• Recent studies suggest that the hypercortisolism and dexamethasone resistance of depression arise, at least in part, at the level of the brain, ie, cortisol-releasing factor (CRF) and/or other corticotropin-secretagogues are hypersecreted. This article suggests a similar cause of the hypercortisolism of social subordinance. Two troops of wild olive baboons, living freely in the Serengeti Ecosystem of East Africa, have been under long-term study. Consistently, in stable dominance hierarchies, subordinate males are hypercortisolemic relative to dominant animals. Furthermore, hypercortisolemic males are dexamethasone resistant. There are no rank-related differences in cortisol clearance or adrenal sensitivity to corticotropin, suggesting a pituitary and/or neural locus of the hypercortisolism. Subordinate males were shown to secrete less corticotropin in response to a CRF-challenge than did dominant males. Following the logic used in similar studies with depressives, if subordinate males were hypercortisolemic despite decreased pituitary sensitivity to CRF, then this implies that the hyperactivity of the adrenocortical axis is driven at the level of the brain. Furthermore, subordinate males were hyporesponsive to CRF after administration of metyrapone, which blocks cortisol secretion and disinhibits the pituitary from feedback inhibition. Thus, the pituitary appears to have lost sensitivity to CRF itself in these low-ranking males. These observations are interpreted in light of behavioral data suggesting that these subordinate males are under sustained social stress.
Sapolsky RM. Hypercortisolism Among Socially Subordinate Wild Baboons Originates at the CNS Level. Arch Gen Psychiatry. 1989;46(11):1047–1051. doi:10.1001/archpsyc.1989.01810110089012

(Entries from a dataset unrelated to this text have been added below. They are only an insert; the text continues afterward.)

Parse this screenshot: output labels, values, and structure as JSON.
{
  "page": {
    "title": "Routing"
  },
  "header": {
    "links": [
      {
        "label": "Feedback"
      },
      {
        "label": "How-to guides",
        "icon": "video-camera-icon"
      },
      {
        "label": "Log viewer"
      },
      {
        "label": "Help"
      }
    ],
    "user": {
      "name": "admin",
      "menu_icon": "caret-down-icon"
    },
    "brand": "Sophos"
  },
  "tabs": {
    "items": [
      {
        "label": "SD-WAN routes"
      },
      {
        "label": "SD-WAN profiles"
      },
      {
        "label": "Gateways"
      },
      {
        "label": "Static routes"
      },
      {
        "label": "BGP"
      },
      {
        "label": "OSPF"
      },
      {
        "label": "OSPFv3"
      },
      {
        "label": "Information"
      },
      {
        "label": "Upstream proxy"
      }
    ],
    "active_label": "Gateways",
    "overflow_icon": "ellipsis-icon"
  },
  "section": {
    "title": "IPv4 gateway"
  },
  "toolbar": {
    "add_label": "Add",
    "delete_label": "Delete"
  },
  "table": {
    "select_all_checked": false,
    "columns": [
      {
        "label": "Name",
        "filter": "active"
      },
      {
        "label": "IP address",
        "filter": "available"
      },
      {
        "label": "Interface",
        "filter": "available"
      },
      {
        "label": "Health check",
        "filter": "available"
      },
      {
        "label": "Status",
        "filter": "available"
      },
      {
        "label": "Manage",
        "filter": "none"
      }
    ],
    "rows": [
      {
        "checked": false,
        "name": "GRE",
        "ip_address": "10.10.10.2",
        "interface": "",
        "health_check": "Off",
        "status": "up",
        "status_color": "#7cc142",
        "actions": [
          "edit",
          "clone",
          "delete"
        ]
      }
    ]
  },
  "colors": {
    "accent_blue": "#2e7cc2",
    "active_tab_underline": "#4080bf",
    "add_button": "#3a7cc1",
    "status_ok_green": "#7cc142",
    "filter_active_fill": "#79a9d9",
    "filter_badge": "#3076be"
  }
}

Coronavirus Resource Center
Customize your JAMA Network experience by selecting one or more topics from the list below.